Ryan Sanders, head athletic trainer, who oversees athletes’ health, safety and recovery, is employed by Bon Secours St. Francis Medicine but is contracted out to work with BJU’s athletic department. He is in charge of rehabilitation for injured athletes.

Sanders is present for Bruins games so that if injuries occur, he is the first one to evaluate an injury. He determines whether the player can get off the field or in the case of a more serious injury, whether EMS needs to be called. There is a network of physicians that work with injured BJU Bruins.

The process of rehab for injured athletes sometimes involves outside rehab from a physical therapy clinic. Depending on the extent of their injury, students might just work on rehab with Sanders while others spend some time at a clinic before finishing rehab with Sanders.

Faith Rahn, sophomore Bruins volleyball player, landed wrong during preseason of fall 2019. “I tore six ligaments and tendons and then sprained another one,” she said. This injury prevented her from playing for the rest of the year.

An ACL injury typically takes six to eight months to heal, but for Rahn, it took close to a full year of almost daily therapy. A major injury for an athlete throws off more than just their life on the court. Being on crutches meant that Rahn had to leave a lot earlier to get to classes or other obligations.

A freshman at the time, Rahn did not know anyone coming into the academic year. “Everyone on the team was super supportive and just helping me along the way,” Rahn said.

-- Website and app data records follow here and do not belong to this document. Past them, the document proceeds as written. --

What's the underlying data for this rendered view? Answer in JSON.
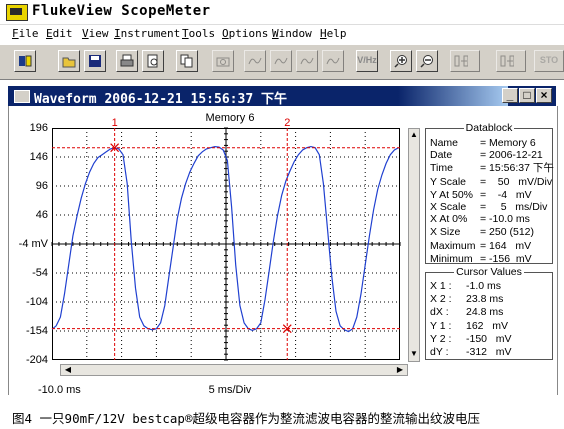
{
  "app": {
    "title": "FlukeView ScopeMeter",
    "menu": [
      "File",
      "Edit",
      "View",
      "Instrument",
      "Tools",
      "Options",
      "Window",
      "Help"
    ]
  },
  "toolbar": {
    "buttons": [
      {
        "name": "scopemeter-connect-icon",
        "enabled": true,
        "label": ""
      },
      {
        "name": "open-icon",
        "enabled": true,
        "label": ""
      },
      {
        "name": "save-icon",
        "enabled": true,
        "label": ""
      },
      {
        "name": "print-icon",
        "enabled": true,
        "label": ""
      },
      {
        "name": "print-preview-icon",
        "enabled": true,
        "label": ""
      },
      {
        "name": "copy-icon",
        "enabled": true,
        "label": ""
      },
      {
        "name": "camera-icon",
        "enabled": false,
        "label": ""
      },
      {
        "name": "waveform-1-icon",
        "enabled": false,
        "label": ""
      },
      {
        "name": "waveform-2-icon",
        "enabled": false,
        "label": ""
      },
      {
        "name": "waveform-3-icon",
        "enabled": false,
        "label": ""
      },
      {
        "name": "waveform-4-icon",
        "enabled": false,
        "label": ""
      },
      {
        "name": "volt-hz-icon",
        "enabled": true,
        "label": "V/Hz"
      },
      {
        "name": "zoom-in-icon",
        "enabled": true,
        "label": ""
      },
      {
        "name": "zoom-out-icon",
        "enabled": true,
        "label": ""
      },
      {
        "name": "cursor-left-icon",
        "enabled": false,
        "label": ""
      },
      {
        "name": "cursor-right-icon",
        "enabled": false,
        "label": ""
      },
      {
        "name": "stop-icon",
        "enabled": false,
        "label": "STO"
      }
    ]
  },
  "window": {
    "title": "Waveform  2006-12-21  15:56:37 下午",
    "controls": [
      "_",
      "□",
      "×"
    ]
  },
  "chart_data": {
    "type": "line",
    "title": "Memory 6",
    "ytick_labels": [
      "196",
      "146",
      "96",
      "46",
      "-4 mV",
      "-54",
      "-104",
      "-154",
      "-204"
    ],
    "ylim": [
      -204,
      196
    ],
    "xlabel": "5 ms/Div",
    "x_start_label": "-10.0 ms",
    "xlim": [
      -10,
      40
    ],
    "grid": true,
    "series": [
      {
        "color": "#2040d0",
        "x": [
          -10,
          -9.4,
          -8.8,
          -8.2,
          -7.6,
          -7.0,
          -6.4,
          -5.8,
          -5.2,
          -4.6,
          -4.0,
          -3.4,
          -2.8,
          -2.2,
          -1.6,
          -1.0,
          -0.4,
          0.2,
          0.8,
          1.4,
          2.0,
          2.6,
          3.2,
          3.8,
          4.4,
          5.0,
          5.6,
          6.2,
          6.8,
          7.4,
          8.0,
          8.6,
          9.2,
          9.8,
          10.4,
          11.0,
          11.6,
          12.2,
          12.8,
          13.4,
          14.0,
          14.6,
          15.2,
          15.8,
          16.4,
          17.0,
          17.6,
          18.2,
          18.8,
          19.4,
          20.0,
          20.6,
          21.2,
          21.8,
          22.4,
          23.0,
          23.6,
          24.2,
          24.8,
          25.4,
          26.0,
          26.6,
          27.2,
          27.8,
          28.4,
          29.0,
          29.6,
          30.2,
          30.8,
          31.4,
          32.0,
          32.6,
          33.2,
          33.8,
          34.4,
          35.0,
          35.6,
          36.2,
          36.8,
          37.4,
          38.0,
          38.6,
          39.2,
          39.8
        ],
        "y": [
          -151,
          -145,
          -130,
          -90,
          -40,
          10,
          45,
          75,
          100,
          120,
          135,
          145,
          150,
          155,
          160,
          162,
          160,
          150,
          100,
          0,
          -80,
          -130,
          -145,
          -150,
          -152,
          -150,
          -140,
          -110,
          -60,
          -10,
          40,
          75,
          100,
          120,
          135,
          148,
          155,
          160,
          162,
          164,
          163,
          158,
          140,
          60,
          -40,
          -110,
          -140,
          -150,
          -153,
          -150,
          -140,
          -100,
          -50,
          0,
          45,
          80,
          105,
          122,
          138,
          150,
          158,
          162,
          164,
          162,
          150,
          100,
          20,
          -60,
          -120,
          -145,
          -152,
          -155,
          -150,
          -130,
          -90,
          -40,
          10,
          55,
          90,
          115,
          135,
          150,
          158,
          162
        ]
      }
    ],
    "cursors": [
      {
        "label": "1",
        "x": -1.0,
        "y": 162
      },
      {
        "label": "2",
        "x": 23.8,
        "y": -150
      }
    ]
  },
  "datablock": {
    "title": "Datablock",
    "rows": [
      [
        "Name",
        "= Memory 6"
      ],
      [
        "Date",
        "= 2006-12-21"
      ],
      [
        "Time",
        "= 15:56:37 下午"
      ],
      [
        "Y Scale",
        "=    50   mV/Div"
      ],
      [
        "Y At 50%",
        "=    -4   mV"
      ],
      [
        "X Scale",
        "=     5   ms/Div"
      ],
      [
        "X At 0%",
        "= -10.0 ms"
      ],
      [
        "X Size",
        "= 250 (512)"
      ],
      [
        "Maximum",
        "= 164   mV"
      ],
      [
        "Minimum",
        "= -156  mV"
      ]
    ]
  },
  "cursor_values": {
    "title": "Cursor Values",
    "rows": [
      [
        "X 1 :",
        "-1.0 ms"
      ],
      [
        "X 2 :",
        "23.8 ms"
      ],
      [
        "dX :",
        "24.8 ms"
      ],
      [
        "Y 1 :",
        "162   mV"
      ],
      [
        "Y 2 :",
        "-150   mV"
      ],
      [
        "dY :",
        "-312   mV"
      ]
    ]
  },
  "caption": "图4 一只90mF/12V bestcap®超级电容器作为整流滤波电容器的整流输出纹波电压"
}
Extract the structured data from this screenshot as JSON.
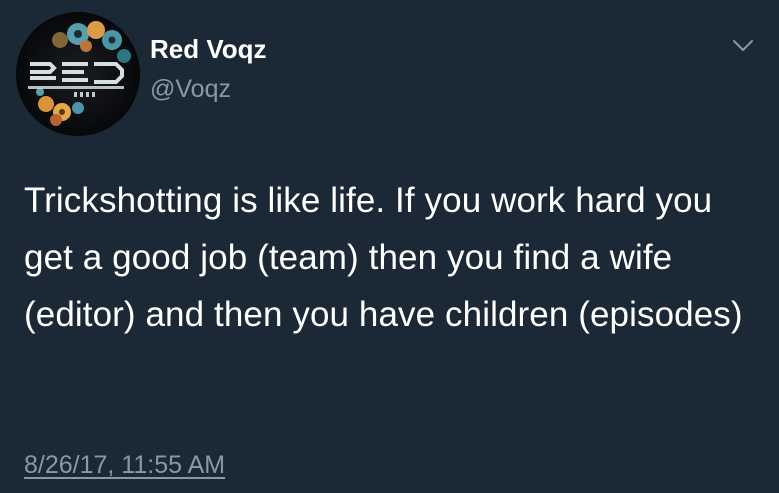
{
  "author": {
    "display_name": "Red Voqz",
    "handle": "@Voqz",
    "avatar_icon": "red-voqz-logo-avatar",
    "avatar_lettering": "RED VOQZ"
  },
  "tweet": {
    "text": "Trickshotting is like life. If you work hard you get a good job (team) then you find a wife (editor) and then you have children (episodes)",
    "timestamp": "8/26/17, 11:55 AM"
  },
  "controls": {
    "menu_icon": "chevron-down-icon"
  },
  "colors": {
    "background": "#1b2836",
    "primary_text": "#ffffff",
    "secondary_text": "#8899a6"
  }
}
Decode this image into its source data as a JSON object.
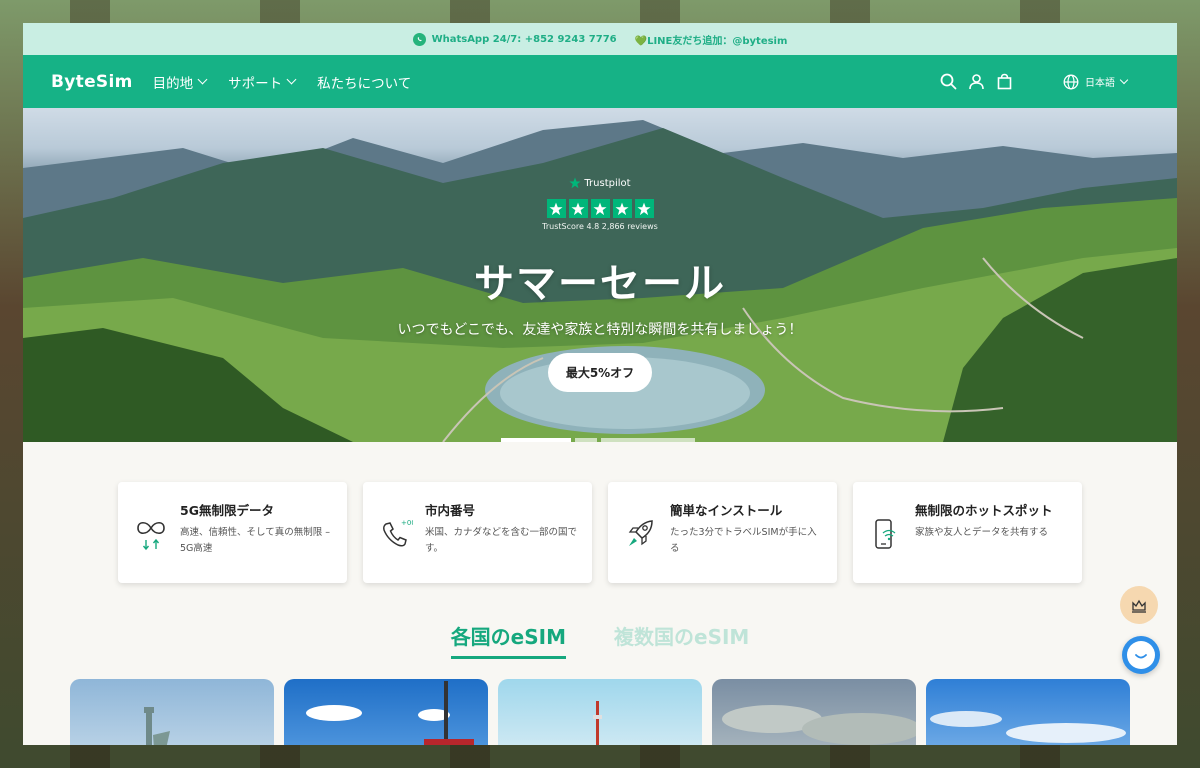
{
  "announcement": {
    "whatsapp": "WhatsApp 24/7: +852 9243 7776",
    "line": "💚LINE友だち追加：@bytesim"
  },
  "nav": {
    "logo": "ByteSim",
    "items": [
      {
        "label": "目的地",
        "has_dropdown": true
      },
      {
        "label": "サポート",
        "has_dropdown": true
      },
      {
        "label": "私たちについて",
        "has_dropdown": false
      }
    ],
    "icons": [
      "search-icon",
      "account-icon",
      "cart-icon"
    ],
    "language": "日本語"
  },
  "hero": {
    "trustpilot_brand": "Trustpilot",
    "trustpilot_stars": 5,
    "trustscore": "TrustScore 4.8 2,866 reviews",
    "title": "サマーセール",
    "subtitle": "いつでもどこでも、友達や家族と特別な瞬間を共有しましょう！",
    "cta": "最大5%オフ"
  },
  "features": [
    {
      "icon": "infinity-icon",
      "title": "5G無制限データ",
      "desc": "高速、信頼性、そして真の無制限 – 5G高速"
    },
    {
      "icon": "phone-plus-icon",
      "title": "市内番号",
      "desc": "米国、カナダなどを含む一部の国です。"
    },
    {
      "icon": "rocket-icon",
      "title": "簡単なインストール",
      "desc": "たった3分でトラベルSIMが手に入る"
    },
    {
      "icon": "hotspot-icon",
      "title": "無制限のホットスポット",
      "desc": "家族や友人とデータを共有する"
    }
  ],
  "tabs": [
    {
      "label": "各国のeSIM",
      "active": true
    },
    {
      "label": "複数国のeSIM",
      "active": false
    }
  ],
  "destination_cards": [
    "statue-of-liberty-image",
    "japan-tower-image",
    "tokyo-skyline-image",
    "cloudy-sky-image",
    "blue-sky-image"
  ],
  "colors": {
    "brand": "#16b286",
    "announce_bg": "#c9eee3",
    "trustpilot": "#00b67a"
  }
}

The mental aspect of the injury was more challenging than the physical part for Rahn, but she said she is thankful for the communication and support that came from teammates, coaches and trainers

“[Now], it’s definitely just trying to get used to it all again and playing with a team,” Rahn said. “You need a lot of time to work through that.”

A lot of what Sanders is involved in is the prevention of athlete injuries. Light taping helps prevent injuries. Students stretch and roll out before practices. Women athletes are especially prone to tear their ACLs, so dynamic warmups to stretch out the quads for ACL prevention are often a part of pre-workouts. Each athlete has different needs, so they can tailor the time of stretching to what they need personally.

The volleyball players come 30 minutes early to warm up and stretch before practice.

“We make sure we’re all loosened up so we don’t get injured,” Rahn said. Ankle braces are another preventative measure that volleyball athletes use.

In the case of a strain, the athletic trainer works with the athlete to build muscle strength in that area. “It’s a lot of catching injuries early,” Rahn said.

Another aspect of injury prevention is the ice bath. “Ice baths really help with muscle fatigue and help get rid of the lactic acid that’s inside the body from practice,” Sanders said.

For the more topical recovery of shin splints or ankle sprains, athletes use slush buckets, which are a smaller version of ice baths.

Volleyball players use wraps to ice their shoulders and aid in muscle recovery. “We definitely need ice after practice, and it helps a lot honestly,” Rahn said.